By the early 1960s supermarkets began opening in the city. Car ownership became more prevalent. As their financial situations improved, many Franco-American families moved off the hill. The demise of industry meant the gradual disappearance of mill jobs there. As all those things left, so did the stores. By 1978, it was down to only a half-dozen stores on Sand Hill. Now, only the Iraqi-run Mainly Groceries and Chen’s Chinese takeout and store at the site of the former Sunset Market remain on Sand Hill.

“They relied on that foot traffic and that concentrated ethnic neighborhood,” Rodrigue said. “Once that eroded, they couldn’t survive.”

Rodrigue has long taken still photographs and said he decided to make videos in part because his cameras can also shoot videos. He took an Augusta adult education class from Andre Cormier to further his video skills.

He said he may do more such videos in the future. He also plans to considering entering “Les Magasins,” which took him about a year and a half to make, in film festivals.

Neither he nor Labbe think the small family-owned stores, which they said provided the families that owned them with a good living, will ever come back to Sand Hill, at least not in the large numbers they once made up.

Copies of Rodrigue’s video will be available for purchase for $10 at Vickery Cafe on Water Street in downtown Augusta.

Keith Edwards can be contacted at 621-5647 or at:

[email protected]

Twitter: kedwardskj

Only subscribers are eligible to post comments. Please subscribe or to participate in the conversation.

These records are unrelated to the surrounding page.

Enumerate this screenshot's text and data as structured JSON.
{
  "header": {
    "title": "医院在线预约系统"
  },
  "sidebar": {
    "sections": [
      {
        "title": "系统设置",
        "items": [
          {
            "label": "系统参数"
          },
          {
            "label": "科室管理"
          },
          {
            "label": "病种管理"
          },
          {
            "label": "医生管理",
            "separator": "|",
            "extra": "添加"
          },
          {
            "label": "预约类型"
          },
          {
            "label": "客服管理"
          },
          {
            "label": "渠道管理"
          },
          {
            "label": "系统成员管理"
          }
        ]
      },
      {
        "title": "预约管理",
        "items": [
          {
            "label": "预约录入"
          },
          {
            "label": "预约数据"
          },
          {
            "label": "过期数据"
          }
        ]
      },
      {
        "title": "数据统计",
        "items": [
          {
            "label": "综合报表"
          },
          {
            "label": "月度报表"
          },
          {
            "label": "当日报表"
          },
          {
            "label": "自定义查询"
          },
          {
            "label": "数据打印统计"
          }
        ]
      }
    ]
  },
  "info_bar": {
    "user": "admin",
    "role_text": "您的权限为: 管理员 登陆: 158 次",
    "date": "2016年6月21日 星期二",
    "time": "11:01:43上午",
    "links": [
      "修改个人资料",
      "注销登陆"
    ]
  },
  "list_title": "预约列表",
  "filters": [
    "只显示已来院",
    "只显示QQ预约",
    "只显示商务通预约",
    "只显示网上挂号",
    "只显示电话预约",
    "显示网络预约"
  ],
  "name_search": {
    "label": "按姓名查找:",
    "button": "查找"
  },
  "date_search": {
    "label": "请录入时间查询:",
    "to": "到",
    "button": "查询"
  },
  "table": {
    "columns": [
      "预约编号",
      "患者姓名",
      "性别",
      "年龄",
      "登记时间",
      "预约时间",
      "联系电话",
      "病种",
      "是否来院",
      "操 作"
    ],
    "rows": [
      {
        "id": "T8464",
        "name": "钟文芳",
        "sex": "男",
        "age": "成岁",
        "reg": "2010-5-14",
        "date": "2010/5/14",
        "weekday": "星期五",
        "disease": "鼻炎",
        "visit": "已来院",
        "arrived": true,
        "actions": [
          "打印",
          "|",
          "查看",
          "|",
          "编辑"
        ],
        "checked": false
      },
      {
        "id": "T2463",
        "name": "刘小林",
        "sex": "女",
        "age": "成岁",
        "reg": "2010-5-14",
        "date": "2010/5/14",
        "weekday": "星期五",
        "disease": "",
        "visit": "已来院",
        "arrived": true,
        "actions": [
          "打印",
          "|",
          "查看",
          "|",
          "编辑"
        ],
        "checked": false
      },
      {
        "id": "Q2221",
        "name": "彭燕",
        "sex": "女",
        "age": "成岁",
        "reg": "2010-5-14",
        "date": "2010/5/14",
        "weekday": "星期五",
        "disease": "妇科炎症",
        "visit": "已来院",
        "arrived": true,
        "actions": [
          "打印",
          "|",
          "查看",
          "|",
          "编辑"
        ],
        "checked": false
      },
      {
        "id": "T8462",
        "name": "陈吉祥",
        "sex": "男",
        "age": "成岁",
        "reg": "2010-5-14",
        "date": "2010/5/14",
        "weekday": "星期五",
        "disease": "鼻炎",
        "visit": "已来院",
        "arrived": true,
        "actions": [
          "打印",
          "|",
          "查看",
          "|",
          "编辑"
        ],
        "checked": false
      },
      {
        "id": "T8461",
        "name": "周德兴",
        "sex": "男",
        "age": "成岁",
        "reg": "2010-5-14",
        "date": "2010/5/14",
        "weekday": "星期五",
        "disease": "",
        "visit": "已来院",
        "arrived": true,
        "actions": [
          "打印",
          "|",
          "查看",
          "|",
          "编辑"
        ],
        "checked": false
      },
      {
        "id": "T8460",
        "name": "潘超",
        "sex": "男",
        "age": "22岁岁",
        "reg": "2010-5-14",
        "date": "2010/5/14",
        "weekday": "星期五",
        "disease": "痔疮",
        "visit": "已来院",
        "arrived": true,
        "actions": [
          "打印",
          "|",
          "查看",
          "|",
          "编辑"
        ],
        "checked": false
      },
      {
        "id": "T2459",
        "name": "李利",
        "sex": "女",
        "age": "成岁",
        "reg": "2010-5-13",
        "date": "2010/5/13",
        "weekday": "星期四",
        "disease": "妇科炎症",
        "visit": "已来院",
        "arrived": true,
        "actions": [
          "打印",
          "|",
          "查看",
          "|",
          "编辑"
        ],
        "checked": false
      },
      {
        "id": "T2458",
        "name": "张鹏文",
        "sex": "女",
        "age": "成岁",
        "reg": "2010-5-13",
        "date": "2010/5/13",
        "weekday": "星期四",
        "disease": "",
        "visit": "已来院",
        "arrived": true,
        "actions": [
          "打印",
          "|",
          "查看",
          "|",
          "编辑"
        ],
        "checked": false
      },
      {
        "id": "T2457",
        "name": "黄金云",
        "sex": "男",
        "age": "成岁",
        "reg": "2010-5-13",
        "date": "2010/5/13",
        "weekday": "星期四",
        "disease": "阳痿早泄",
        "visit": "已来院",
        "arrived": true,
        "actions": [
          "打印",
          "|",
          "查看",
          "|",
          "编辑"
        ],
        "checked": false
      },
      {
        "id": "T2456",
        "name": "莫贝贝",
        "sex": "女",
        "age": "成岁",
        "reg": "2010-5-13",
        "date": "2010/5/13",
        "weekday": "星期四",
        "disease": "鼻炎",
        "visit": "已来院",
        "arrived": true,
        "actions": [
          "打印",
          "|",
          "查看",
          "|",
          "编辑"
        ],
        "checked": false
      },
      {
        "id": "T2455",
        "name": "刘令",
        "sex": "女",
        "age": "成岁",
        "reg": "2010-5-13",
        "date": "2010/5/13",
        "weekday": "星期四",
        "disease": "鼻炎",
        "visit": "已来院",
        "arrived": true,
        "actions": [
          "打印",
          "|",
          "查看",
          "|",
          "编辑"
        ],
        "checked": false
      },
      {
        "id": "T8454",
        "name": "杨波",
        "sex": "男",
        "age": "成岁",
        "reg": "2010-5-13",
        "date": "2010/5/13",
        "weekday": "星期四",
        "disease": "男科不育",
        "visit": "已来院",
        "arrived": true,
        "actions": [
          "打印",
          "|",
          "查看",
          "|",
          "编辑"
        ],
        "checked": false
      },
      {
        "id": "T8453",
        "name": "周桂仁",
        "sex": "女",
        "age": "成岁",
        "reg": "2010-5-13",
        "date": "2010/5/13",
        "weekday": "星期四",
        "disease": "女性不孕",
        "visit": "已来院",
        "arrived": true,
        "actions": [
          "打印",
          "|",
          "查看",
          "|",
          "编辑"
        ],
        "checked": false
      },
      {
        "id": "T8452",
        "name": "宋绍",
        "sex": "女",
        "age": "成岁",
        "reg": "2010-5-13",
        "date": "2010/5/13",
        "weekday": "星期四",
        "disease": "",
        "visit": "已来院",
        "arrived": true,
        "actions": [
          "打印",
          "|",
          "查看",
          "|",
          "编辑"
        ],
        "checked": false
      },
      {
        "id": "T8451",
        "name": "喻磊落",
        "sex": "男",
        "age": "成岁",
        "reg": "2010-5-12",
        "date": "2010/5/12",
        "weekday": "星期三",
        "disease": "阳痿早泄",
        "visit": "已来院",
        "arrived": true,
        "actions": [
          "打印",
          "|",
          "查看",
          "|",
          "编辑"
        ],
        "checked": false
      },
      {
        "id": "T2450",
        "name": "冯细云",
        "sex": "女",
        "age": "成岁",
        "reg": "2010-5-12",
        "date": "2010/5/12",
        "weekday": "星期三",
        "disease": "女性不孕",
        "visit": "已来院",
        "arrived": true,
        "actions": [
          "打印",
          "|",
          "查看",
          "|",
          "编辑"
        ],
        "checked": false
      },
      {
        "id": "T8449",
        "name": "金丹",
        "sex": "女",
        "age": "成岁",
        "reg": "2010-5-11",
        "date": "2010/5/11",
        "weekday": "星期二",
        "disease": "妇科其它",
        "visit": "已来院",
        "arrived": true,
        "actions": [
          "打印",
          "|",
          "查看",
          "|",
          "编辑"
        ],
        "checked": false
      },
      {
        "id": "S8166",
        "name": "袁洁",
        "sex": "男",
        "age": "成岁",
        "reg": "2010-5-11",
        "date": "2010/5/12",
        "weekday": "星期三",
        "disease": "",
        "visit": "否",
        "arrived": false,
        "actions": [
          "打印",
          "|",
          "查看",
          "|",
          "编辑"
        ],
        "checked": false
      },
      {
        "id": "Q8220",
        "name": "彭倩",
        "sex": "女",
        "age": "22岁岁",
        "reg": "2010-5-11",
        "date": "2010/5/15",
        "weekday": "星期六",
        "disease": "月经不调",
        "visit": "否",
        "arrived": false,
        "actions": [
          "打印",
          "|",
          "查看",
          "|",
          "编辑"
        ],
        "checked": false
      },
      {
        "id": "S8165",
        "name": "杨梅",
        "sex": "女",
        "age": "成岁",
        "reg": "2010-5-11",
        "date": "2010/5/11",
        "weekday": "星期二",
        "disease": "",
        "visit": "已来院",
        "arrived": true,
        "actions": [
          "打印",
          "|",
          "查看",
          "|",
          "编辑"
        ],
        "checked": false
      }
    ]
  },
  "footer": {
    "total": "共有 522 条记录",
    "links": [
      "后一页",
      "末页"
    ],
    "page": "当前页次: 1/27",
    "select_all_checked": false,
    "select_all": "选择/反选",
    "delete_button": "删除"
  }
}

Here’s why.

Use the form below to reset your password. When you've submitted your account email, we will send an email with a reset code.

filed under: